Chinese Shaolin Temple goes global
Updated: 2015-04-08 08:41
A monk rehearses for the Spasskaya Tower International Military Music Festival in Moscow's Red Square, Aug 29, 2013. [Photo/IC]
"As a lawmaker, I would rather have my proposals heard than be treated like a celebrity," he said.
Shi, 50, abbot of Shaolin Temple, China's most famous Buddhist monastery, is also a deputy to the National People's Congress.
Unlike other monks, who have always led a reclusive life, Shi has kept a high profile since he became abbot of Shaolin Temple in 1999, and he has often courted controversy. He has been criticized for attending a TV show hosted by a female anchor, using an iPhone, and for the temple's commercialization.

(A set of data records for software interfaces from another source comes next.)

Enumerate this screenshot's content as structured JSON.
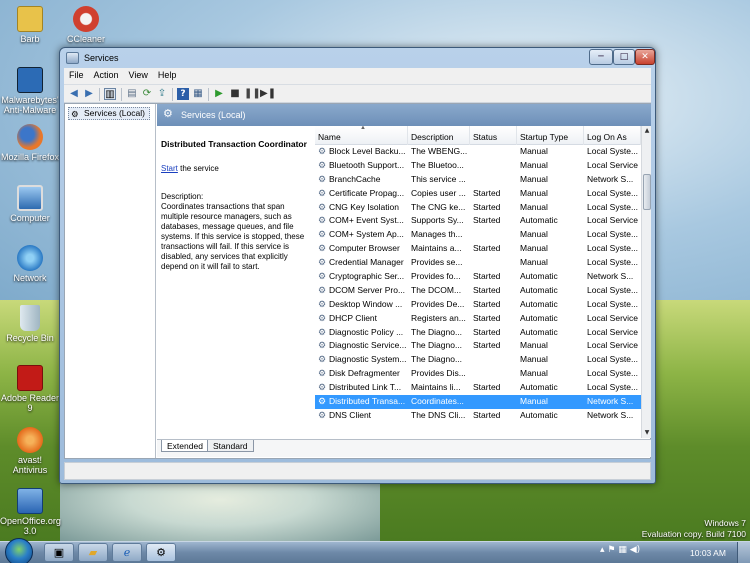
{
  "desktop": {
    "icons": [
      {
        "label": "Barb",
        "icon": "folder-icon",
        "color": "#e8c24a"
      },
      {
        "label": "CCleaner",
        "icon": "ccleaner-icon",
        "color": "#d0402f"
      },
      {
        "label": "Malwarebytes' Anti-Malware",
        "icon": "malwarebytes-icon",
        "color": "#2c6bb5"
      },
      {
        "label": "Mozilla Firefox",
        "icon": "firefox-icon",
        "color": "#e8772a"
      },
      {
        "label": "Computer",
        "icon": "computer-icon",
        "color": "#3a7cc4"
      },
      {
        "label": "Network",
        "icon": "network-icon",
        "color": "#3a8ad4"
      },
      {
        "label": "Recycle Bin",
        "icon": "recycle-bin-icon",
        "color": "#bcd0dc"
      },
      {
        "label": "Adobe Reader 9",
        "icon": "adobe-reader-icon",
        "color": "#c21b17"
      },
      {
        "label": "avast! Antivirus",
        "icon": "avast-icon",
        "color": "#e46a1b"
      },
      {
        "label": "OpenOffice.org 3.0",
        "icon": "openoffice-icon",
        "color": "#2a64b3"
      }
    ],
    "watermark": {
      "line1": "Windows 7",
      "line2": "Evaluation copy. Build 7100"
    }
  },
  "window": {
    "title": "Services",
    "caption": {
      "minimize": "─",
      "maximize": "□",
      "close": "✕"
    },
    "menu": [
      "File",
      "Action",
      "View",
      "Help"
    ],
    "tree_item": "Services (Local)",
    "panel_title": "Services (Local)",
    "details": {
      "name": "Distributed Transaction Coordinator",
      "start_link": "Start",
      "start_rest": " the service",
      "desc_label": "Description:",
      "desc_text": "Coordinates transactions that span multiple resource managers, such as databases, message queues, and file systems. If this service is stopped, these transactions will fail. If this service is disabled, any services that explicitly depend on it will fail to start."
    },
    "columns": [
      "Name",
      "Description",
      "Status",
      "Startup Type",
      "Log On As"
    ],
    "rows": [
      {
        "name": "Block Level Backu...",
        "desc": "The WBENG...",
        "status": "",
        "startup": "Manual",
        "logon": "Local Syste..."
      },
      {
        "name": "Bluetooth Support...",
        "desc": "The Bluetoo...",
        "status": "",
        "startup": "Manual",
        "logon": "Local Service"
      },
      {
        "name": "BranchCache",
        "desc": "This service ...",
        "status": "",
        "startup": "Manual",
        "logon": "Network S..."
      },
      {
        "name": "Certificate Propag...",
        "desc": "Copies user ...",
        "status": "Started",
        "startup": "Manual",
        "logon": "Local Syste..."
      },
      {
        "name": "CNG Key Isolation",
        "desc": "The CNG ke...",
        "status": "Started",
        "startup": "Manual",
        "logon": "Local Syste..."
      },
      {
        "name": "COM+ Event Syst...",
        "desc": "Supports Sy...",
        "status": "Started",
        "startup": "Automatic",
        "logon": "Local Service"
      },
      {
        "name": "COM+ System Ap...",
        "desc": "Manages th...",
        "status": "",
        "startup": "Manual",
        "logon": "Local Syste..."
      },
      {
        "name": "Computer Browser",
        "desc": "Maintains a...",
        "status": "Started",
        "startup": "Manual",
        "logon": "Local Syste..."
      },
      {
        "name": "Credential Manager",
        "desc": "Provides se...",
        "status": "",
        "startup": "Manual",
        "logon": "Local Syste..."
      },
      {
        "name": "Cryptographic Ser...",
        "desc": "Provides fo...",
        "status": "Started",
        "startup": "Automatic",
        "logon": "Network S..."
      },
      {
        "name": "DCOM Server Pro...",
        "desc": "The DCOM...",
        "status": "Started",
        "startup": "Automatic",
        "logon": "Local Syste..."
      },
      {
        "name": "Desktop Window ...",
        "desc": "Provides De...",
        "status": "Started",
        "startup": "Automatic",
        "logon": "Local Syste..."
      },
      {
        "name": "DHCP Client",
        "desc": "Registers an...",
        "status": "Started",
        "startup": "Automatic",
        "logon": "Local Service"
      },
      {
        "name": "Diagnostic Policy ...",
        "desc": "The Diagno...",
        "status": "Started",
        "startup": "Automatic",
        "logon": "Local Service"
      },
      {
        "name": "Diagnostic Service...",
        "desc": "The Diagno...",
        "status": "Started",
        "startup": "Manual",
        "logon": "Local Service"
      },
      {
        "name": "Diagnostic System...",
        "desc": "The Diagno...",
        "status": "",
        "startup": "Manual",
        "logon": "Local Syste..."
      },
      {
        "name": "Disk Defragmenter",
        "desc": "Provides Dis...",
        "status": "",
        "startup": "Manual",
        "logon": "Local Syste..."
      },
      {
        "name": "Distributed Link T...",
        "desc": "Maintains li...",
        "status": "Started",
        "startup": "Automatic",
        "logon": "Local Syste..."
      },
      {
        "name": "Distributed Transa...",
        "desc": "Coordinates...",
        "status": "",
        "startup": "Manual",
        "logon": "Network S...",
        "selected": true
      },
      {
        "name": "DNS Client",
        "desc": "The DNS Cli...",
        "status": "Started",
        "startup": "Automatic",
        "logon": "Network S..."
      }
    ],
    "tabs": [
      "Extended",
      "Standard"
    ]
  },
  "taskbar": {
    "clock": "10:03 AM",
    "buttons": [
      "explorer-icon",
      "folder-icon",
      "internet-explorer-icon",
      "services-icon"
    ]
  },
  "colors": {
    "selection": "#3399ff",
    "link": "#1a3fbf",
    "panel_header": "#7b9bc2"
  }
}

"If a monk often appears on the entertainment page of newspapers, he is not a monk, but just a bald man," a netizen said in a micro blog posted on March 11. The post received 2,600 likes within three days.